Gathering Cycle of the Year: September

By Kaare Melby

Mushrooms and wild rice have consumed my life for the past few weeks. This year, the mushrooms came late, but they came on strong. The drought we saw this summer had really caused a lot of problems for the water-loving mycelium that produce wild mushrooms. But the rain finally came, and since then the forests seems to be exploding with mushrooms. Along with chanterelles, there have been lobster mushrooms, hedgehog mushrooms, and, in my valley at least, a particular abundance of pig’s ear mushrooms.     

Interestingly, the drought seems to have helped the wild rice this year. Too much water at the “floating stage” of wild rice development can actually uproot the plants. I took my friend out to harvest wild rice for his first time this year. He said the experience changed his life. The experience and connection to the land that comes from gathering wild food in such abundance is awe-inspiring. Being able to harvest enough food in one day to feed your family for a whole year is a magical experience. All of this food is here, ready, waiting for us to harvest it and feed ourselves with it. The land truly does provide the food we need to survive.

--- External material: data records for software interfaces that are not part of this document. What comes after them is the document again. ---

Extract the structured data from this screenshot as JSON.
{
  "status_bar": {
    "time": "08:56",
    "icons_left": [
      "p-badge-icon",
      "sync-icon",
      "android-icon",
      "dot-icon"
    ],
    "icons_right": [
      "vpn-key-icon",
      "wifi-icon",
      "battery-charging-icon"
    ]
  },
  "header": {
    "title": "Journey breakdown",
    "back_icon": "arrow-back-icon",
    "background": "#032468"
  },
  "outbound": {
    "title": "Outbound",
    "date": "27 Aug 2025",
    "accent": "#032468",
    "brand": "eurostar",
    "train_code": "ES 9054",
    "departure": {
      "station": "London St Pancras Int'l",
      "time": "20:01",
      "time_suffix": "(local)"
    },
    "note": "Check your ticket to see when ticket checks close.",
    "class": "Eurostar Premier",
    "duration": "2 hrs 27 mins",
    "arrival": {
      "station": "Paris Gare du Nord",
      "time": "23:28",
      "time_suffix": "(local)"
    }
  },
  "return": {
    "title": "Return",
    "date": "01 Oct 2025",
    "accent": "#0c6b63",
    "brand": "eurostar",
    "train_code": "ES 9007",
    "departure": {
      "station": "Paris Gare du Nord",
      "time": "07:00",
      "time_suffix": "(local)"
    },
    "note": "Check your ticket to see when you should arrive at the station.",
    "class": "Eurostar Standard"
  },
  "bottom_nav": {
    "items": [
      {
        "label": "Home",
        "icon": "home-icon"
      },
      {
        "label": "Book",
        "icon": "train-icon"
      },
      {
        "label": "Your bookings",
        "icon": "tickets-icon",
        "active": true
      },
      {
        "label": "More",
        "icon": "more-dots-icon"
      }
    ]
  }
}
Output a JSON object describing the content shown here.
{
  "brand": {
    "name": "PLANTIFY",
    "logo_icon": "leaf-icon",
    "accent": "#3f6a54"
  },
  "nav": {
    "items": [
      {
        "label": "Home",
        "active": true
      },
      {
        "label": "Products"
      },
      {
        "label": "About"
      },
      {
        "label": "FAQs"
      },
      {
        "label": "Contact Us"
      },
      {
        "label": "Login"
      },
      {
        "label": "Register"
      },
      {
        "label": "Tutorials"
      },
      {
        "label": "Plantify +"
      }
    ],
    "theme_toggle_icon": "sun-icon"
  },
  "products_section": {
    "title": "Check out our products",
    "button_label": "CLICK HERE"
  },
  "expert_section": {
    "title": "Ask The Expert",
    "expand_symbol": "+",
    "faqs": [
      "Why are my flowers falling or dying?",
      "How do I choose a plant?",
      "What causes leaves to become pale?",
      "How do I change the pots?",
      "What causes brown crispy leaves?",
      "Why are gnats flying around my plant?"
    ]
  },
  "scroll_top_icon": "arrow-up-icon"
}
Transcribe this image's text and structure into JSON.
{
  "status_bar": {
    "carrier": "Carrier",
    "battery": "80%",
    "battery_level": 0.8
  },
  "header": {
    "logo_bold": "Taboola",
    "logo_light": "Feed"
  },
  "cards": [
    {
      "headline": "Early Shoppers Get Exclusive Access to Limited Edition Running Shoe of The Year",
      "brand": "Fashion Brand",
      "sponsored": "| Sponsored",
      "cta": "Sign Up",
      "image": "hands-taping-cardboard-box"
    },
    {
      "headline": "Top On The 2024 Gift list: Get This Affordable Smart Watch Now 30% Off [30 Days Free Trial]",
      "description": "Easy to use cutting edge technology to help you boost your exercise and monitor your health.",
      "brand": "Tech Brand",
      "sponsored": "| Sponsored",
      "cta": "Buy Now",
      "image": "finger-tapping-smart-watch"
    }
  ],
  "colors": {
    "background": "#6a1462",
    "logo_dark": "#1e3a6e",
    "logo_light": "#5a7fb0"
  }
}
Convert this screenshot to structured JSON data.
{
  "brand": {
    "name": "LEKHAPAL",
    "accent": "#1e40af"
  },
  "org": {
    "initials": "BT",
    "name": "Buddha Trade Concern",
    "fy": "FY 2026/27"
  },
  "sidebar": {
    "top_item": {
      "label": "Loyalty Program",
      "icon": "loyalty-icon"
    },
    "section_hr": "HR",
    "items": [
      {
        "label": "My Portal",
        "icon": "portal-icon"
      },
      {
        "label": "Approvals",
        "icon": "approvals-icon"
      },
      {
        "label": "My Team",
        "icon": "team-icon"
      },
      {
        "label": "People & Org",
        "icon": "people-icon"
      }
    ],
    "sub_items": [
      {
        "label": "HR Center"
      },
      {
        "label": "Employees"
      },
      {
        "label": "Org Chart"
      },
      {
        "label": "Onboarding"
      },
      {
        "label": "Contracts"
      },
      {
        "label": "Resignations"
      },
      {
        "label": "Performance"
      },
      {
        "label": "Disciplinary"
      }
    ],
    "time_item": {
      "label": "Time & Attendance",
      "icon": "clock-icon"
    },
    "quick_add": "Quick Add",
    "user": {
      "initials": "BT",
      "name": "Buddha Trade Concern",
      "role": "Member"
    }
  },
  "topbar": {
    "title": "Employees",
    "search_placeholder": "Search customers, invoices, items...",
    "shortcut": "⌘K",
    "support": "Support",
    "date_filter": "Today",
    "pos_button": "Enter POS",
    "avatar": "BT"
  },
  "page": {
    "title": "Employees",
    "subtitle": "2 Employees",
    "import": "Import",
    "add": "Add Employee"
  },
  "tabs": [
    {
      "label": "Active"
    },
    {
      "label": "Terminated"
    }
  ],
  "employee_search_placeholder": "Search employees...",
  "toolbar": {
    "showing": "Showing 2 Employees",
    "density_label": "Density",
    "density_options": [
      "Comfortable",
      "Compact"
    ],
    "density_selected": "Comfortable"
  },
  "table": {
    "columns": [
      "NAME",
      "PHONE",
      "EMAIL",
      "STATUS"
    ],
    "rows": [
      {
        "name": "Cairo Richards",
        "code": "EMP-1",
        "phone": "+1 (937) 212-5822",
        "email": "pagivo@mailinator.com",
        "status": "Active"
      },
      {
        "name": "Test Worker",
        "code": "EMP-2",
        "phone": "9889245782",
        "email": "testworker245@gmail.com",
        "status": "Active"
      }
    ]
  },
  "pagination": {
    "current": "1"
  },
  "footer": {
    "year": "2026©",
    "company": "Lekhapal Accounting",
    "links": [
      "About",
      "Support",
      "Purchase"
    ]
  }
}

As the nights get colder, new opportunities arise. Some of us have already seen frost! But with the frost comes the highbush cranberries. So keep an eye out for bursts of red in the forest. And now that the frost is coming, it is time to harvest roots again – the cold triggers the plants to transfer energy down to the roots in the form of sugars and other compounds. If you have found a good patch of wild ginger during the summer, this is a good time to start harvesting some roots for the winter. I find it interesting to note that sauteed wild mushrooms, mixed with wild rice, a little wild ginger, and some highbush cranberry sauce is a particularly good treat. And highbush cranberry sauce is a great complement for the fish and meat that will come from fall hunting and fishing. Once again we see one part of the cycle leading us into the next, reminding us that the earth’s cycles are eternal. Simply remembering the steadfastness of these cycles seems to be a source of normalcy, something we could all use these days. Happy foraging!